Dataset content START
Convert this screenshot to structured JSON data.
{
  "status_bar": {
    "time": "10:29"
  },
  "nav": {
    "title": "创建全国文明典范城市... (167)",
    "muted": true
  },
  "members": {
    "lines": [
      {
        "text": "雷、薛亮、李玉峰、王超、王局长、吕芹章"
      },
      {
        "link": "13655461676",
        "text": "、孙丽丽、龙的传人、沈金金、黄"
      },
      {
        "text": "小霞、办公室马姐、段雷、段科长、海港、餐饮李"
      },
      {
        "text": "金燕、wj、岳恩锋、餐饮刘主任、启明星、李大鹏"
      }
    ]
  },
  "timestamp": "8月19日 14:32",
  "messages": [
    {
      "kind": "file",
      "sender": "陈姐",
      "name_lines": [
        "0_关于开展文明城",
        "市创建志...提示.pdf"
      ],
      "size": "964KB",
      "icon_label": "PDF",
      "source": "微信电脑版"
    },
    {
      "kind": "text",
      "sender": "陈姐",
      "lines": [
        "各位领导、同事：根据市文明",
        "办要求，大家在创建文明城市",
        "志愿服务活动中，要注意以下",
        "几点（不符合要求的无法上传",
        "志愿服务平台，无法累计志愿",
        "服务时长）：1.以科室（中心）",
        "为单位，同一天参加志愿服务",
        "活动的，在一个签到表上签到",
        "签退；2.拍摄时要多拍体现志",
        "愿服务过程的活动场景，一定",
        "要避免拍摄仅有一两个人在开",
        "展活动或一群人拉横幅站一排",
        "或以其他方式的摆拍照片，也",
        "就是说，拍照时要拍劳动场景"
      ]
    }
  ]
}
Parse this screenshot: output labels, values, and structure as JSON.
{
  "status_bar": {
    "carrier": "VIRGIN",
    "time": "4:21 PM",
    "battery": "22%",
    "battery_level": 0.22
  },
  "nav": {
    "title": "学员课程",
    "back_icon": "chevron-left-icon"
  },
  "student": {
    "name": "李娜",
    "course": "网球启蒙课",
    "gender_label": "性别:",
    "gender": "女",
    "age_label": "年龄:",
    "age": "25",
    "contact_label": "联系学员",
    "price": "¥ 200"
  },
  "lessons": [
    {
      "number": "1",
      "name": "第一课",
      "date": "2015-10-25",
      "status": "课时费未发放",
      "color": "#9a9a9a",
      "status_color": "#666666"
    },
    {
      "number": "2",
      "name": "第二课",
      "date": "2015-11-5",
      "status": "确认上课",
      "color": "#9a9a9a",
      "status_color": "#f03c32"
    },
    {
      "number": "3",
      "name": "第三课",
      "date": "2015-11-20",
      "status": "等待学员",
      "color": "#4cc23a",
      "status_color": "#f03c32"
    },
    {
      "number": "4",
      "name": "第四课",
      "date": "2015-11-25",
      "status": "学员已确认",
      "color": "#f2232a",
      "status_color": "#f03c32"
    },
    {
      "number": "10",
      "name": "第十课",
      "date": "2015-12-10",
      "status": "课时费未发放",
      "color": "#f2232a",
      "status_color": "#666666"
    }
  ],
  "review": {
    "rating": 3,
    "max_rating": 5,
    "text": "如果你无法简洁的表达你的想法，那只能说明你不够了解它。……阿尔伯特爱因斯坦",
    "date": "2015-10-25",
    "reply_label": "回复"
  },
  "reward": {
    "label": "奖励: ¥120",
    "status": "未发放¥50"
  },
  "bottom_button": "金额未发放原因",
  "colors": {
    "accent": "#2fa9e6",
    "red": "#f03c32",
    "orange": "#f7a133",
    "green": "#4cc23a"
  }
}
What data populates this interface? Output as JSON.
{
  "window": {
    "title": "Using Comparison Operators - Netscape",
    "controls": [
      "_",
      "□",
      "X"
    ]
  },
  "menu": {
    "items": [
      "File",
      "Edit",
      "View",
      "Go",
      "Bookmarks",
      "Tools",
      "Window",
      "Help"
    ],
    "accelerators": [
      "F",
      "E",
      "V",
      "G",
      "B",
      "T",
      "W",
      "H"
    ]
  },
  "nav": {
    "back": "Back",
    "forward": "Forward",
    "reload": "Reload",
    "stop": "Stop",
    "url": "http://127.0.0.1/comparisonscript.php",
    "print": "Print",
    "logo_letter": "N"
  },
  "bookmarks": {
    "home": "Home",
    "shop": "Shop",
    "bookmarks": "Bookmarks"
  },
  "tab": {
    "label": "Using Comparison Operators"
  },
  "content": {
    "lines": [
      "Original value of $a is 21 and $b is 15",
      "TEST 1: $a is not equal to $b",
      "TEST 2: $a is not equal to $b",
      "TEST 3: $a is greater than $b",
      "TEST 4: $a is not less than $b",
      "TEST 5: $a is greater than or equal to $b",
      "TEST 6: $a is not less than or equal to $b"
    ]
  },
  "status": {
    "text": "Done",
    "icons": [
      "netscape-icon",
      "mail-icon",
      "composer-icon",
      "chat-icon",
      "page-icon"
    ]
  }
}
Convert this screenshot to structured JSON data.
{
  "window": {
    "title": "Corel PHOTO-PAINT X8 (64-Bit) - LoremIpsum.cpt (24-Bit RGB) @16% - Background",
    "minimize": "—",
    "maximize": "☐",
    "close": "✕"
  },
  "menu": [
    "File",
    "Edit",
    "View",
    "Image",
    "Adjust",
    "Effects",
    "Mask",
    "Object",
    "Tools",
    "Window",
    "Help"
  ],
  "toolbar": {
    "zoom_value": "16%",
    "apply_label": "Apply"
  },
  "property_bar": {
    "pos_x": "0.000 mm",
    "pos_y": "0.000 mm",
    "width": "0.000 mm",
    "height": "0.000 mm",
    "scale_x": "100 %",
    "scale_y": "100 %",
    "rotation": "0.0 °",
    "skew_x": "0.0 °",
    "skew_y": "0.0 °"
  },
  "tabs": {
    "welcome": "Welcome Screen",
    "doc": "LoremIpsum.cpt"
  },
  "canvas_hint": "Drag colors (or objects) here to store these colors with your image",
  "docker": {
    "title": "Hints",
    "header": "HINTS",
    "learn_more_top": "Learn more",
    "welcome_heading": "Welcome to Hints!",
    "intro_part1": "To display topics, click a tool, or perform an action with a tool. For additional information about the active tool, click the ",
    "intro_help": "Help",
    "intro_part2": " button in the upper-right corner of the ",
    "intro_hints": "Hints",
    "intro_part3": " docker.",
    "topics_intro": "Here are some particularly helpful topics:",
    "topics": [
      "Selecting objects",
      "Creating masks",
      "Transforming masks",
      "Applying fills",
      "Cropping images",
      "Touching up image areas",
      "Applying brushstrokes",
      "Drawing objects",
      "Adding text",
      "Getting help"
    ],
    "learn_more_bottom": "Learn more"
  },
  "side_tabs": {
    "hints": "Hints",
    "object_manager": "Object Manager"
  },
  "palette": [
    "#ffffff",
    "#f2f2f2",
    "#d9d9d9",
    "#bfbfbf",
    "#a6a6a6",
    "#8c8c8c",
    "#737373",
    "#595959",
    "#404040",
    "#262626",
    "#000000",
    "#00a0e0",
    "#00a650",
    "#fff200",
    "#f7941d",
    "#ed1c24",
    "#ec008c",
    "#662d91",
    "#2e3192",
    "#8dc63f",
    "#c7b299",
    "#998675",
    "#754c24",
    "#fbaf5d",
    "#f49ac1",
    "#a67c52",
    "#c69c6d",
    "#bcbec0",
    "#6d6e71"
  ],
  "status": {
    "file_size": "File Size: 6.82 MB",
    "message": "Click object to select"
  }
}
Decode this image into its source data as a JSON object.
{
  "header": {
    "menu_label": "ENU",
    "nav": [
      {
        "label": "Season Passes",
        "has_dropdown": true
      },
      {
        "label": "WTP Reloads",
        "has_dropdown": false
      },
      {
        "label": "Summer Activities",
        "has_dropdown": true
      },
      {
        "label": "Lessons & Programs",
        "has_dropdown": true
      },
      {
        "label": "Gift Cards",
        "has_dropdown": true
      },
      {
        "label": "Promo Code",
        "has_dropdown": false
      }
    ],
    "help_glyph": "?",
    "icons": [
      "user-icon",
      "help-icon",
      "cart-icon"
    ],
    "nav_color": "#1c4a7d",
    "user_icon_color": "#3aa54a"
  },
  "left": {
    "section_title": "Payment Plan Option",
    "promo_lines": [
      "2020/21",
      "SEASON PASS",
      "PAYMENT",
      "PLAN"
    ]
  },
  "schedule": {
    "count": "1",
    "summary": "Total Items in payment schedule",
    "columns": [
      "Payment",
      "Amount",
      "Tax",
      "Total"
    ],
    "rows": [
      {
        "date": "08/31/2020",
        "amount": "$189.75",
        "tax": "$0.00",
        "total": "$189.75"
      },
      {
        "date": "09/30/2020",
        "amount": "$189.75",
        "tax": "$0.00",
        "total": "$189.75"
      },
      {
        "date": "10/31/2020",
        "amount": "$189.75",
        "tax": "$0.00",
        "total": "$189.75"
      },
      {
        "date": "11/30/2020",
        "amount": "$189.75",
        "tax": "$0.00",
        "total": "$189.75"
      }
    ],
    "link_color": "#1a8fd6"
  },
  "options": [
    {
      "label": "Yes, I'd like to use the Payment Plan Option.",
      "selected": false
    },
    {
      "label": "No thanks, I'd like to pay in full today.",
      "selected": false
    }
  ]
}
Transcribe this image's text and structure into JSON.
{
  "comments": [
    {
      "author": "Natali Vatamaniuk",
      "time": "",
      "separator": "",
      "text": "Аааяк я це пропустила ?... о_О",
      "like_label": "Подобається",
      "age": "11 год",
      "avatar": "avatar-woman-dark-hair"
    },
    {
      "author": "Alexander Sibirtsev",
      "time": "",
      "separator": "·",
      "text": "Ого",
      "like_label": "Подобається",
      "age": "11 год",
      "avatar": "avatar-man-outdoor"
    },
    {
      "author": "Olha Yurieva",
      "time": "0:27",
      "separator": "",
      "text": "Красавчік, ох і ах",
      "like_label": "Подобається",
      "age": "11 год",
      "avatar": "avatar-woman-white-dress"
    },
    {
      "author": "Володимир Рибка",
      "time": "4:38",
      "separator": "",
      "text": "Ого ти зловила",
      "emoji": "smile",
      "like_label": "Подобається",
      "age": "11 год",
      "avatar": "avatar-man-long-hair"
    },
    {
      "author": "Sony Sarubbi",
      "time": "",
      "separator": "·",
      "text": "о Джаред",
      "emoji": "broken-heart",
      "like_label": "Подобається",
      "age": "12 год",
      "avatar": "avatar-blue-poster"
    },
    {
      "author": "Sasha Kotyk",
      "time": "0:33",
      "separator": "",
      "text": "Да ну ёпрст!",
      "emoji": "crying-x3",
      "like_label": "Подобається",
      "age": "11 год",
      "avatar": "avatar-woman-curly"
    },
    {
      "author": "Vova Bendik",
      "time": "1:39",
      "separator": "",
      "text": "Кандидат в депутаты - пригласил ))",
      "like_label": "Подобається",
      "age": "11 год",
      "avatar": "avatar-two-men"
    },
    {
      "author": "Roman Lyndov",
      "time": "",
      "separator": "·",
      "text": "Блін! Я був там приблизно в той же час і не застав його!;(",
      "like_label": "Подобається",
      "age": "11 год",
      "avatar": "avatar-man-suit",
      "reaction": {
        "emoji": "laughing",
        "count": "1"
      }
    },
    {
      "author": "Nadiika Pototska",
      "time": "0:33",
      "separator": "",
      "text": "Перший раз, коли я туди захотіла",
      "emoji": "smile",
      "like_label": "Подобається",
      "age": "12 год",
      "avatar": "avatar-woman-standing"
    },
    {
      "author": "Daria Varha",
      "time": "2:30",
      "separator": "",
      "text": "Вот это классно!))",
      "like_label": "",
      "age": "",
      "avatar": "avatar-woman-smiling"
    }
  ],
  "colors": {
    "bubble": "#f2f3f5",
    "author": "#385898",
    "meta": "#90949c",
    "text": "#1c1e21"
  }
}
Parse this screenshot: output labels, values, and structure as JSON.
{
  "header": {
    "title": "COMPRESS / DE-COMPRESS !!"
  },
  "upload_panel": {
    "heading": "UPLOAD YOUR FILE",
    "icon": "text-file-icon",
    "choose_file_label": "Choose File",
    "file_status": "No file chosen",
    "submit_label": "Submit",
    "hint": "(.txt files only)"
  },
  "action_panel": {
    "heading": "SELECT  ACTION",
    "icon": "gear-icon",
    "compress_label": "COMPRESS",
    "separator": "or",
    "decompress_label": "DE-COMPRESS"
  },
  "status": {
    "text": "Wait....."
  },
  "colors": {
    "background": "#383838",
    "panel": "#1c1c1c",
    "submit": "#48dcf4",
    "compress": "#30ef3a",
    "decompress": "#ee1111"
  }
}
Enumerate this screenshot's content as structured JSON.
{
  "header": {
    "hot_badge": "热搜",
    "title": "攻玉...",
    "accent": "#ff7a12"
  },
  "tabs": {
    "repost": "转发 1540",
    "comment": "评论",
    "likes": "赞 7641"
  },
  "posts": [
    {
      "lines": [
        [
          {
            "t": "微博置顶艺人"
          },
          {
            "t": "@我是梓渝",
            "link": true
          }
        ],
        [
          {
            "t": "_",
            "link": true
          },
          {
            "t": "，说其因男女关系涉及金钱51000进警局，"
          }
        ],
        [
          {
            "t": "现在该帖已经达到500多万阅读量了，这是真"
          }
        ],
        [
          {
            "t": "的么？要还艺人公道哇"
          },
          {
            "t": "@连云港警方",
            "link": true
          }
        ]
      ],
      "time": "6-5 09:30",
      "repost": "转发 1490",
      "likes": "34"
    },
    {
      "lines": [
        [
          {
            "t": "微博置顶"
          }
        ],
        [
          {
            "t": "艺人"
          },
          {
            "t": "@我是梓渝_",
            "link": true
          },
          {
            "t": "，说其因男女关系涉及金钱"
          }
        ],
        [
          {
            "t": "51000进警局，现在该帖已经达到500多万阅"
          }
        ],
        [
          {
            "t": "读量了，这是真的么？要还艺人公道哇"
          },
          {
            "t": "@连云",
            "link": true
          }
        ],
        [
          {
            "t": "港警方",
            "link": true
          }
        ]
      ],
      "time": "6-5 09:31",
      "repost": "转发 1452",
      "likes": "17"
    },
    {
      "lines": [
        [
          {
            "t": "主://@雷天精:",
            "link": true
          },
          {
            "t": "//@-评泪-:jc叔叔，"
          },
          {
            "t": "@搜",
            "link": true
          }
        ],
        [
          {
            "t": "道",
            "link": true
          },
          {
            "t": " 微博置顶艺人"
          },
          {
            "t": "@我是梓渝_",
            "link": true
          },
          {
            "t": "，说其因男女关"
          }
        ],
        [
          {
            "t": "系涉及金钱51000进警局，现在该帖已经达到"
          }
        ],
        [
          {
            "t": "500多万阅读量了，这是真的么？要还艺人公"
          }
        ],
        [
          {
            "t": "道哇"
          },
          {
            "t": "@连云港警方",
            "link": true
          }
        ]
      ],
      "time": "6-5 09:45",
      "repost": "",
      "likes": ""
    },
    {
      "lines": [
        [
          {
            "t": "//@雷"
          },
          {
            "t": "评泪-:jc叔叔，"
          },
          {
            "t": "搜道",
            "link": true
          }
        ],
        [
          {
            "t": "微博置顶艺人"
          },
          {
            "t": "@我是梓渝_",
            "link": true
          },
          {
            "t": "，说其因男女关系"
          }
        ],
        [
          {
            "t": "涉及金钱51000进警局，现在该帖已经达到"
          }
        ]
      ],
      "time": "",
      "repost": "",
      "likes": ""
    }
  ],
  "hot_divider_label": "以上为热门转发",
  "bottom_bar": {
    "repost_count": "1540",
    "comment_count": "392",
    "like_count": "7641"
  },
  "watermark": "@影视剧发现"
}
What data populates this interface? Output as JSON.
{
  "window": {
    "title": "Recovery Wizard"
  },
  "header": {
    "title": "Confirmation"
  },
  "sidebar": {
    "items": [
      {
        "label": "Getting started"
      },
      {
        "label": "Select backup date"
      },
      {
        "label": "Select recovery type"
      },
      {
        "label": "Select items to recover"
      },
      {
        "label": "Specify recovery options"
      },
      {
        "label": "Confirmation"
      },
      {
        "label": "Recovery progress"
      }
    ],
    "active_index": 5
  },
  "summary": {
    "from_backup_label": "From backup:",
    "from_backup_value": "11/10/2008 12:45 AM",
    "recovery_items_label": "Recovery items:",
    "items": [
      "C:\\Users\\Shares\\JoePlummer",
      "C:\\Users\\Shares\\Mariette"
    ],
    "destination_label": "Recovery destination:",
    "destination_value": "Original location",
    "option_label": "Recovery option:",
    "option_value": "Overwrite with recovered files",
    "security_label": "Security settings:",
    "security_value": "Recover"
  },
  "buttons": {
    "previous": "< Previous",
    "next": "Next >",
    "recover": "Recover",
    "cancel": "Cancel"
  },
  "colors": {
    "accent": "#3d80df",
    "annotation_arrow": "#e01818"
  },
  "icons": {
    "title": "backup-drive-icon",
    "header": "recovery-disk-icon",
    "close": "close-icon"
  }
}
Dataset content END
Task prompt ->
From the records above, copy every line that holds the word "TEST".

Result of this task ->
      "TEST 1: $a is not equal to $b",
      "TEST 2: $a is not equal to $b",
      "TEST 3: $a is greater than $b",
      "TEST 4: $a is not less than $b",
      "TEST 5: $a is greater than or equal to $b",
      "TEST 6: $a is not less than or equal to $b"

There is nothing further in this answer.